__Data for this task__:
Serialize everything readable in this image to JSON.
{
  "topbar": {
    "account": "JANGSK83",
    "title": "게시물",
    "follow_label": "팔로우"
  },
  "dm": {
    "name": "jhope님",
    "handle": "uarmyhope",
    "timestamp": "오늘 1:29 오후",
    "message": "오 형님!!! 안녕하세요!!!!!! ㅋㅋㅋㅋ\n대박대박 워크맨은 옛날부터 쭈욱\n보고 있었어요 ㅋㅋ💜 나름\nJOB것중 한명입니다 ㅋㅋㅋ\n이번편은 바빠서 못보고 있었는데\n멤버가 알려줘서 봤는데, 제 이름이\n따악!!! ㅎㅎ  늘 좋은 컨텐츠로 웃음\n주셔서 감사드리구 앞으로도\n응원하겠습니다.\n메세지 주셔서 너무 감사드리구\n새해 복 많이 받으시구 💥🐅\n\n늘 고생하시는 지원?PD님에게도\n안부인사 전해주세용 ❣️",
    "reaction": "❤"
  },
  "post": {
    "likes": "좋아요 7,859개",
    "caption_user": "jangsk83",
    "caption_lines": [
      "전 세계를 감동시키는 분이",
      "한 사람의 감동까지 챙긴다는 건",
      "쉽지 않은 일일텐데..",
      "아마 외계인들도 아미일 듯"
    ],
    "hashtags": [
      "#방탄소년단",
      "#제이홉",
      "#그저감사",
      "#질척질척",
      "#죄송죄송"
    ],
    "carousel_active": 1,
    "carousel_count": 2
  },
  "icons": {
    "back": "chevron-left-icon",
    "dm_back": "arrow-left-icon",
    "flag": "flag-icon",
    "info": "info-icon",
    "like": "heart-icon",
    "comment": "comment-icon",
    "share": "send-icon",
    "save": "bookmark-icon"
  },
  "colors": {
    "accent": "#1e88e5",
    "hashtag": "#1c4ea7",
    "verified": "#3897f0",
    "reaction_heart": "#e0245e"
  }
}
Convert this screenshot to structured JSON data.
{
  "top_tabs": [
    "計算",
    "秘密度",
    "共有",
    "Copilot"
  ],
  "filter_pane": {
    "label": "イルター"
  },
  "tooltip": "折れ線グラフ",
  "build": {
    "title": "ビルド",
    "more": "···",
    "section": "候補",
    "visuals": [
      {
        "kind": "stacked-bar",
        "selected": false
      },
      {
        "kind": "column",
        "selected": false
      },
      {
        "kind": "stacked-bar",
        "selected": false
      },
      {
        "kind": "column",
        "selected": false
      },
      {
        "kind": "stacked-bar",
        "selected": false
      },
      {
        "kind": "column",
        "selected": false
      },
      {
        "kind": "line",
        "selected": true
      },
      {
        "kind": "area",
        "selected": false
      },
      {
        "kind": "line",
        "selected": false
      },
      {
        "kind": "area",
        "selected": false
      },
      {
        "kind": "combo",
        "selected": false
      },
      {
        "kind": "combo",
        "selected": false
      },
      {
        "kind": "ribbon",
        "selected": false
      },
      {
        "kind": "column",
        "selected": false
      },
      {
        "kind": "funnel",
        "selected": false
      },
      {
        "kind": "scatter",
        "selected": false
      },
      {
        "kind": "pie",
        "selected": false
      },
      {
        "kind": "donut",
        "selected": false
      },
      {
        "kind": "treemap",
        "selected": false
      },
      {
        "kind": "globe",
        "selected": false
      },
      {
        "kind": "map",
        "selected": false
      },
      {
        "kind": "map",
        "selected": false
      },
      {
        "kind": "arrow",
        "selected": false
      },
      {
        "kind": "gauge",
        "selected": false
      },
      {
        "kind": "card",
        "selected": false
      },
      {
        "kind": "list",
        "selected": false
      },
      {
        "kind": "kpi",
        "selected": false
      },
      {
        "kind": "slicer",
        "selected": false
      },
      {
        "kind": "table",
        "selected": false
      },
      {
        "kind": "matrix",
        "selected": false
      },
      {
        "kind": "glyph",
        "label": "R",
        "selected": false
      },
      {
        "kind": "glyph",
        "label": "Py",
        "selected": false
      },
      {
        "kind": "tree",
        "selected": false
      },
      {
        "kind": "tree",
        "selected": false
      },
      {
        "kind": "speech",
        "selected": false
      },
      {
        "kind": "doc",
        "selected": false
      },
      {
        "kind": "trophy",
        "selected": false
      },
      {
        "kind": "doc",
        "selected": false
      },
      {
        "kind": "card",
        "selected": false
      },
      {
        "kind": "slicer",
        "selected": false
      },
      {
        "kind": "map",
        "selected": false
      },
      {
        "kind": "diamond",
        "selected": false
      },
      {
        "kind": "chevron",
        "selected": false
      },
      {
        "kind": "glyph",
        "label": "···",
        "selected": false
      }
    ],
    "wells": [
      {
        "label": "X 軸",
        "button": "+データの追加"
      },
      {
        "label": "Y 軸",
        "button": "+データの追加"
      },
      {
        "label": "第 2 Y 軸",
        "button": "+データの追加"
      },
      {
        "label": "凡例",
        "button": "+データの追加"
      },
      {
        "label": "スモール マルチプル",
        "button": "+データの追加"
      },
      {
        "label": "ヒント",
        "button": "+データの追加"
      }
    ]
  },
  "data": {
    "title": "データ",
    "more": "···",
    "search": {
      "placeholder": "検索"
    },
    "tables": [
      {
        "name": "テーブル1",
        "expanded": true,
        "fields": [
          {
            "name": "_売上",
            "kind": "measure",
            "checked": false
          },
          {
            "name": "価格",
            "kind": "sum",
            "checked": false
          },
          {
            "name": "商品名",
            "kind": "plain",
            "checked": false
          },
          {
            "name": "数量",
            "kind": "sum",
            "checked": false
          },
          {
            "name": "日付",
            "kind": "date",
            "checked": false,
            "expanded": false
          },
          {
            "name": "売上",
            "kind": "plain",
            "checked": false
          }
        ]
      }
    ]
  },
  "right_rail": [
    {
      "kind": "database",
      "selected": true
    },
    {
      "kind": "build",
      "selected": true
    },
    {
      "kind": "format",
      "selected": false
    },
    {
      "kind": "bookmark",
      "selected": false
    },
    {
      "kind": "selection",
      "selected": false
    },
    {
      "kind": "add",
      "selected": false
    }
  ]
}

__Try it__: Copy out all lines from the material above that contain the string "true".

__Solution to the exercise__:
        "selected": true
        "expanded": true,
      "selected": true
      "selected": true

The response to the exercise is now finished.